The decision to add to your California family with a sperm or egg donation is as rewarding as it is complicated. Surprisingly, one of the big hurdles to overcome is often just the wording. The terminology is often inconsistent, and not everyone has the same preferences.
Sensitivity to certain words
One of the most challenging vocabulary issues with sperm and egg donor families isn’t so much about legalese as it is handling potentially sensitive topics with care. It’s hard to tell how certain words are going to sound to a donor-conceived person (DCP). Learning a few key vocabulary terms will help you out significantly by providing alternative options when the mainstream nomenclature just doesn’t feel right.

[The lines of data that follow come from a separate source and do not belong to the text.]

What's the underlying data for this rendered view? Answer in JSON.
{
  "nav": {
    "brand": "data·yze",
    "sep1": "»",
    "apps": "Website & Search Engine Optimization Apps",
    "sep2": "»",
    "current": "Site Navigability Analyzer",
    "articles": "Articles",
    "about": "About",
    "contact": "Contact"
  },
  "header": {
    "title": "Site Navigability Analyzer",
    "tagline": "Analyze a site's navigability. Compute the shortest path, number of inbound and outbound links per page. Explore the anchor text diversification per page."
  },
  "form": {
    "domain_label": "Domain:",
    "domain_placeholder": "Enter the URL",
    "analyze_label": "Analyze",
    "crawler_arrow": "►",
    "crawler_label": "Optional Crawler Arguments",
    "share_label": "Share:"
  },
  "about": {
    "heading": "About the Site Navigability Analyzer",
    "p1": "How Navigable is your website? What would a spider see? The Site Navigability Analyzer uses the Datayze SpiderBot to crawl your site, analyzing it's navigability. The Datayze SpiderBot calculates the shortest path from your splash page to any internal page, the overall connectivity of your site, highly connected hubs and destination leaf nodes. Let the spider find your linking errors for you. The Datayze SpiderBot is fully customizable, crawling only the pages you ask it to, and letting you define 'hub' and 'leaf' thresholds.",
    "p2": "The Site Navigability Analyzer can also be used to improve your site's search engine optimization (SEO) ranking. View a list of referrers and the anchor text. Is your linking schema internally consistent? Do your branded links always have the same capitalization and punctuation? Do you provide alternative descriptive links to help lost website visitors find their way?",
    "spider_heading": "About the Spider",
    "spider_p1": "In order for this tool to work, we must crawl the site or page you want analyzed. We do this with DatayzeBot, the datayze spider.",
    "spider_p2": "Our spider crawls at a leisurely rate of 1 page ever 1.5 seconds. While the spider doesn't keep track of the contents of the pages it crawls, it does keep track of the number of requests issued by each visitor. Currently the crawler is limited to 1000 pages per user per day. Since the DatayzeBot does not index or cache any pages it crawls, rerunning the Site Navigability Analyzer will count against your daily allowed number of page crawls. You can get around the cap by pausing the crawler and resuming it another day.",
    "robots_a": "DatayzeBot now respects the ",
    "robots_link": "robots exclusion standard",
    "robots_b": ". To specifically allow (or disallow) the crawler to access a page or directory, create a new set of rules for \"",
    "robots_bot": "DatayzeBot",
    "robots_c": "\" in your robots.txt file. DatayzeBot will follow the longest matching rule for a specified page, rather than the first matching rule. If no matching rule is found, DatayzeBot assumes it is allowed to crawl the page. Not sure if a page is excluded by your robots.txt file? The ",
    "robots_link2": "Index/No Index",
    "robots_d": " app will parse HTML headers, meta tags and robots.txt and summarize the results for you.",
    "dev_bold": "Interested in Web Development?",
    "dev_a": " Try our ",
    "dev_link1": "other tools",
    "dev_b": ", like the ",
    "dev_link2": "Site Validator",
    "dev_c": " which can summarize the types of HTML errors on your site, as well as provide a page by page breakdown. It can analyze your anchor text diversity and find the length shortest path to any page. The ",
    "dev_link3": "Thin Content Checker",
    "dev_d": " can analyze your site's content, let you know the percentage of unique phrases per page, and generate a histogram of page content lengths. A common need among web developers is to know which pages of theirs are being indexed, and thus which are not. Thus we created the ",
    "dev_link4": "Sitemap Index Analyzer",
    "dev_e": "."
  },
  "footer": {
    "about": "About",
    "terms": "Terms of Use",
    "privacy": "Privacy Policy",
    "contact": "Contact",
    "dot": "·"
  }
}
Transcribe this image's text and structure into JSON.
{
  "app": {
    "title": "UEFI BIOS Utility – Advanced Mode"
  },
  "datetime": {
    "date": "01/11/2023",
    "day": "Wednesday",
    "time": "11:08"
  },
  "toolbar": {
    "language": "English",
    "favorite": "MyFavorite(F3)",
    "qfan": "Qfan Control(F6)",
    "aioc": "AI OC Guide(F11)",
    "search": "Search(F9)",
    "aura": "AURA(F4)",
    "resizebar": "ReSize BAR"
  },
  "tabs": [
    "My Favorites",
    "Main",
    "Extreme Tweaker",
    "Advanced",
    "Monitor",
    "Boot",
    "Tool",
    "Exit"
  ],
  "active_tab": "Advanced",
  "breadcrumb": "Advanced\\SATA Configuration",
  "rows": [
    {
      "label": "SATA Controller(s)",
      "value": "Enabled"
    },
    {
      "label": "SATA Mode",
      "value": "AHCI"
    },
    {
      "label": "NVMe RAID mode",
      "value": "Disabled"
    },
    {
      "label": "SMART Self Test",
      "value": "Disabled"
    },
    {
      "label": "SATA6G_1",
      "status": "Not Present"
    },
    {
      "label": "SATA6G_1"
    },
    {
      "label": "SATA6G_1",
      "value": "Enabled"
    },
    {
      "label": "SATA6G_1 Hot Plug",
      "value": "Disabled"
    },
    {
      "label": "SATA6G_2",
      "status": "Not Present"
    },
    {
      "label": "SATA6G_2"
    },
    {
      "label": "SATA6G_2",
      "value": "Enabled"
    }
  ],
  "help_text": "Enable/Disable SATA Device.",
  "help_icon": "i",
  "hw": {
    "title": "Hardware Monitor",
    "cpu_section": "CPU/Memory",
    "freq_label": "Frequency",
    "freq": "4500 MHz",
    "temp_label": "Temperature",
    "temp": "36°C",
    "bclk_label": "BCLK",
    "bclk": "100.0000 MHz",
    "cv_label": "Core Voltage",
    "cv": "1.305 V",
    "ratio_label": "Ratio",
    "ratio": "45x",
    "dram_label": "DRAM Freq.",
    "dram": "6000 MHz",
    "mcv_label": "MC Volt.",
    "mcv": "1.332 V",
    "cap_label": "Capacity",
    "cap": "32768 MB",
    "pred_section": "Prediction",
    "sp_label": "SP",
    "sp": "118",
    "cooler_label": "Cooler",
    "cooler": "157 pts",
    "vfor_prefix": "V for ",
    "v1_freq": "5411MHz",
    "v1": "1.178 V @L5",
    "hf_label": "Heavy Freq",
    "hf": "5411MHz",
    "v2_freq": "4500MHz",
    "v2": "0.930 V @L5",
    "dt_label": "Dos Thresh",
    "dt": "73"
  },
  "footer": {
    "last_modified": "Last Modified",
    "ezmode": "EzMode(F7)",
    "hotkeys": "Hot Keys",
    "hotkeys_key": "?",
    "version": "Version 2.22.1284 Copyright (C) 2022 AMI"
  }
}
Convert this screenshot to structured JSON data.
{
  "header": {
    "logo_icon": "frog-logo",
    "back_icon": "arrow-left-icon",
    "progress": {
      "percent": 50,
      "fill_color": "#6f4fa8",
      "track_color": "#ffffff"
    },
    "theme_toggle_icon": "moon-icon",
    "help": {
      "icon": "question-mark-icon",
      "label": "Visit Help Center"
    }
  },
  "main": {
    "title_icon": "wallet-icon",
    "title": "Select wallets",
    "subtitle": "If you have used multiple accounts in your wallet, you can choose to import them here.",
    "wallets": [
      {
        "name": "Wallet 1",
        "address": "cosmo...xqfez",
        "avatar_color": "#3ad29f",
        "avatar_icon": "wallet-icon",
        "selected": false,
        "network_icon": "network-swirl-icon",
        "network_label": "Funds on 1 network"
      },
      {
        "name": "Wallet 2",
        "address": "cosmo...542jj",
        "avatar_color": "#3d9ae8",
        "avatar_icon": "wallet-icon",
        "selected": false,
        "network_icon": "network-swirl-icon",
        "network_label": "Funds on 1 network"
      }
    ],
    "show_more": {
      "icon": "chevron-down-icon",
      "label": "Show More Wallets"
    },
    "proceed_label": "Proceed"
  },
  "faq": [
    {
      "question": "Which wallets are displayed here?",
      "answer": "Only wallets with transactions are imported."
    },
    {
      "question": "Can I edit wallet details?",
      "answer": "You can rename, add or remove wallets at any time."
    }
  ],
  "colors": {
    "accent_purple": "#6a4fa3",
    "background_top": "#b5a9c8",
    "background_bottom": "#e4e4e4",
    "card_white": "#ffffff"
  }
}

People who have been conceived from donated gametes (genetic material) sometimes prefer not to use the word “donor.” The reasoning may vary, but oftentimes it stems from a feeling that this person didn’t donate anything to the DCP in the literal sense. If that’s the case, they might feel better calling them their biological parent because it’s a more accurate representation of their relationship.
Open up a conversation
If you’re unsure of which term to use, it’s best to ask questions. Just be open and sensitive while respecting the wishes of the DCP.
It’s also helpful to keep in mind that when someone is referred to as the biological parent, it doesn’t mean that they are parenting the child. This distinction may be important to make for DCPs who are in contact with their donor or biological parent.
Some of the most important phrases and abbreviations for donor families to own are:
- Donor insemination (DI)
- DNA testing
- Donor Sibling Registry (DSR)
- Gamete vendor
- In Vitro Fertilization (IVF)
Donor families have also gotten creative with how siblings refer to each other. There’s no shortage of options, whether they prefer to be called donor sibling, half-sibling or even dibling.